Fast forward now to a cold winter morning several weeks later. The alarm sounded and I silenced it. The next thing I knew after that brief pause of black, I was pulling beige sweats over my head like George Costanza trying to fit into cashmere. Not only did I have ten minutes to get to class, but it was an exam day. I grabbed a pencil and sprinted out the door, with not a spot of makeup, with my hair in a ponytail, and of course, with my retainer still in.
I snuck into the classroom and shielded my face, looking down at my scantron and bubbling away in concentration but mostly in misery when I remembered my appearance. I hurriedly turned it my exam, and began my walk of shame out the door, up the stairs, and off toward home. I was at the top of the stairs when I heard running behind me. My sensei senses tingled. No, no, no, no. Not now. Please not now. I kept looking forward as if I didn’t notice a thing and pushed my way out the door and into the sunlight. I kept marching forward, clenching my plastic jaws, until he was in front of me. Walking right in front of me. And even worse, looking back at me! Stalling to talk to me! I kept my neck craned down staring at my phone, dying on the inside. I did it for long enough that he kept walking and I kept walking and we eventually went our separate ways.
Well, I blew it. I blew it, and it was the end of the semester. All we had left was just one more class and one final exam.
But if I had learned anything from The Karate Kid, from the relentless challenge of the underdog to the Cobra Kai, it was to never go down without a fight.
So I curled my hair and I wore my cutest outfit to that final exam. I took that test and came out to wait for my friend Taylor while I actually waited for him. Taylor came out, so I politely suggested we wait for Megan. Megan came out, so I asked them to not move an inch while they very slowly explained to me that last question on the exam. They were in the middle of their lesson when the door busted open and out came my karate kid in shining armor. We looked at each other, but there was no point. My friends were talking to me- I was obviously busy and obviously uninterested. He kept walking.

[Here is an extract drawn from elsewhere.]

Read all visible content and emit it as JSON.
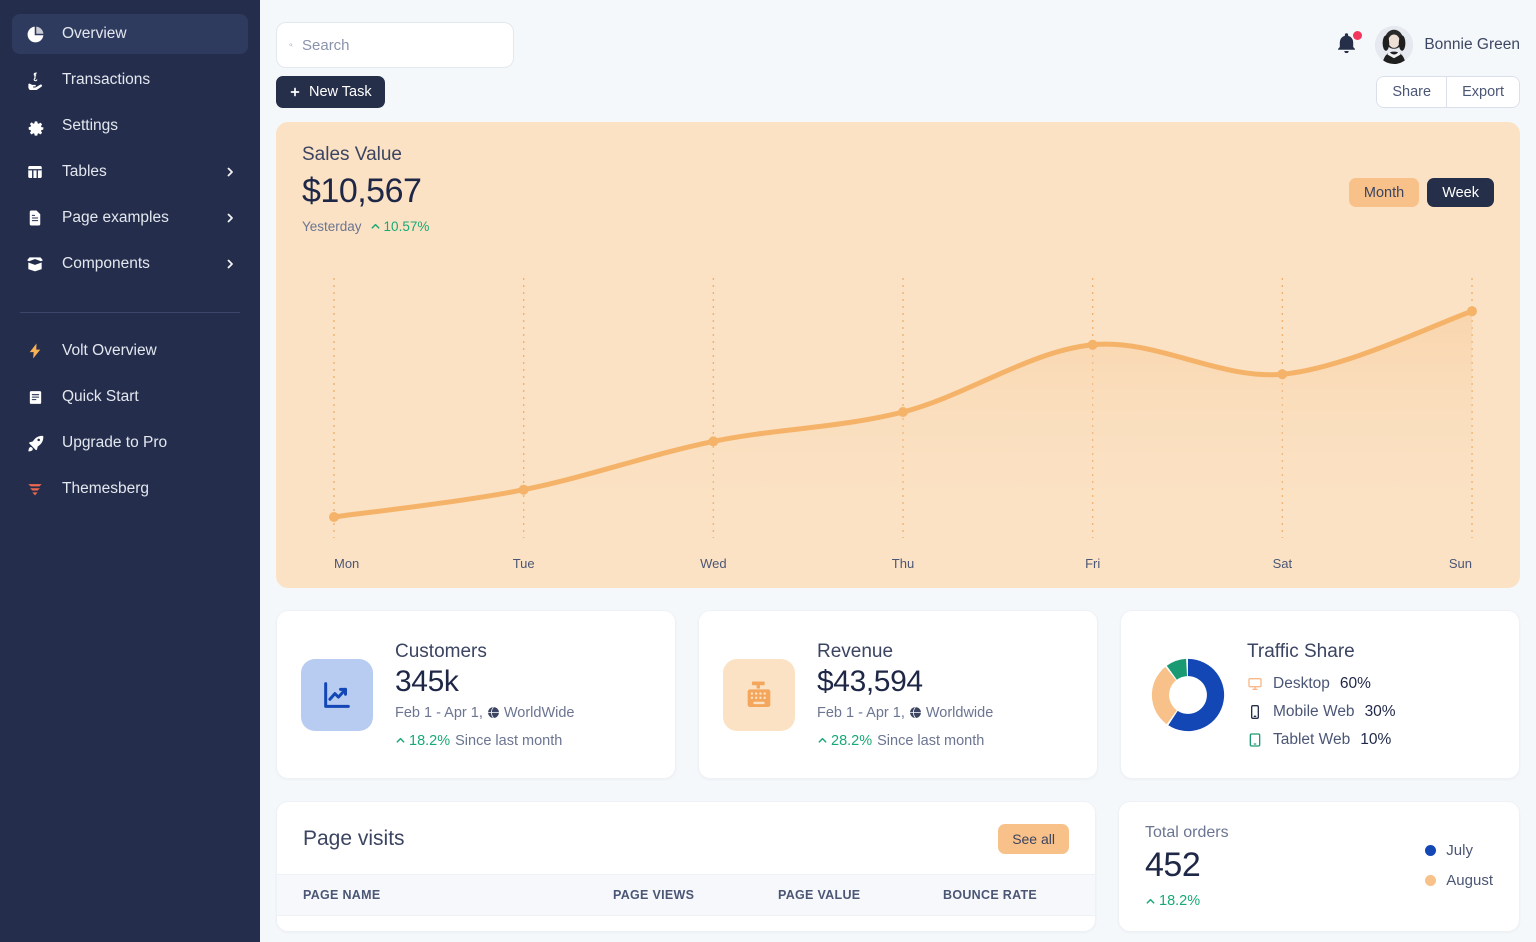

But before I had the chance to think of fear, before I had the chance to think at all, I shouted, “Hey!”
He turned around, and looked at me. “You look just like the Karate Kid.” He smiled confusedly. I beamed: “It’s a compliment.”